“Walk into our cafes at 12:30 p.m. during the lunch rush, and you’ll see the lines,” Shaich explained. “Any one of us can visit a Panera and see that, and see that many customers walk out of our cafes every day when they can’t or won’t wait in the line,” he said.

“They were reaching capacity constraints on their box,” says Sharon Zackfia, an analyst with William Blair and Company. “I’m sure they wish they had discovered the problem earlier.”

Not for the first time, Shaich found himself in need of reinvention. He already was a pioneer in the fast-casual realm, and he had shown the business world new ways to connect with customers through shared values.
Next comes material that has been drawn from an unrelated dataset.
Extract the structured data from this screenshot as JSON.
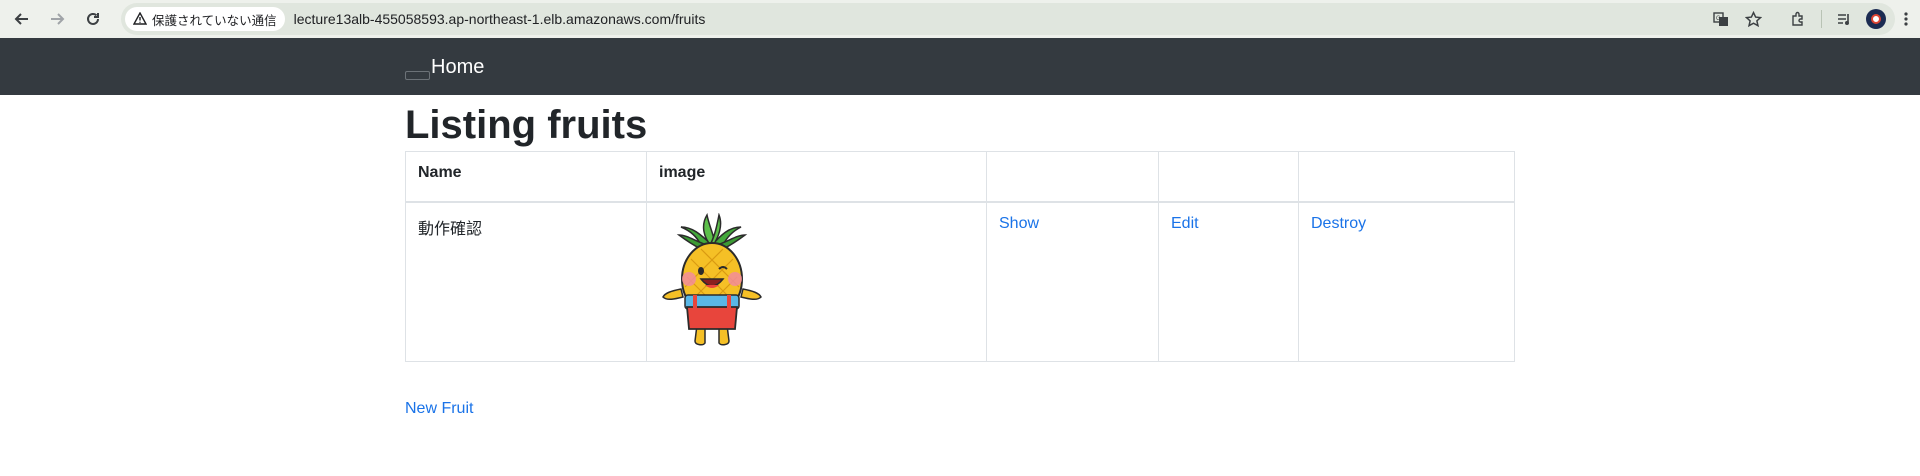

But then regional upstarts were doing “Panera” better than Panera. They had conscientiously sourced menus and designed inviting stores, and were conceived with technology built into the brands, connecting with guests in ways Panera wasn’t.

“There has been a modernization of a.m. eateries that have picked away at Panera’s customer base,” says Darren Tristano, president of Chicago-based research firm Technomic. “There’s also the competition of convenience during the week. QSRs have been picking away at the fast-casual category.”

 

VIEW THE FULL FAST CASUAL PACKAGE

 

Pages

Today's top stories

1
A QSR humming through the lunch rush is sweeter than a Carpenters medley to veterans who rose from sweaty, pressure-filled crew jobs to find wealth and success as chain executives. It’s common to...
2
Today’s consumers equate healthy with “clean” or “free-from” additives, even when it comes to indulgent items. Technomic asked consumers to rate the healthfulness of these terms, shown here with the...
3
Because different people define “healthy” different ways, this ranking of the top brands does as well. Technomic’s Consumer Brand Metrics study asks customers to rate the chains they frequent on a...
4
When Jennifer Peters opened Just Be Kitchen in April 2017, her mission was “to serve mindful mouthfuls from a conscious kitchen with kindness on a plate,” she says. On the menu, that translates to...
5
For many limited-service spots, vegetarian options consist of regular menu items minus the meat: for example, a salad without the chicken, or a saucy pasta dish, hold the sausage. That omission can...
6
Today’s diners are more conscious than ever about the foods they eat—what they’re made of, but more importantly, what they’re not made of. Consumers are interested in, and in some cases, will pay...
7
In today’s rigid labor market, restaurant operators have made headlines launching education benefits , referral bonuses , competitive wages and career development programs to attract workers and coax...
8
Like any kitchen tool, a protective glove is only as good as the skills of the person using it. I know chefs who swear by cut-resistant gloves and others who do not allow them in their kitchens,...
9
Although consumers’ moves toward better-for-you menu items continues to influence operators today, fried foods remain universally popular choices for restaurantgoers. With 84.5% of all operators...
10
After boasting for years that America runs on Dunkin’ , the franchise powerhouse is fundamentally changing to keep up. A menu that reverses years of pushing beyond doughnuts will be in place within...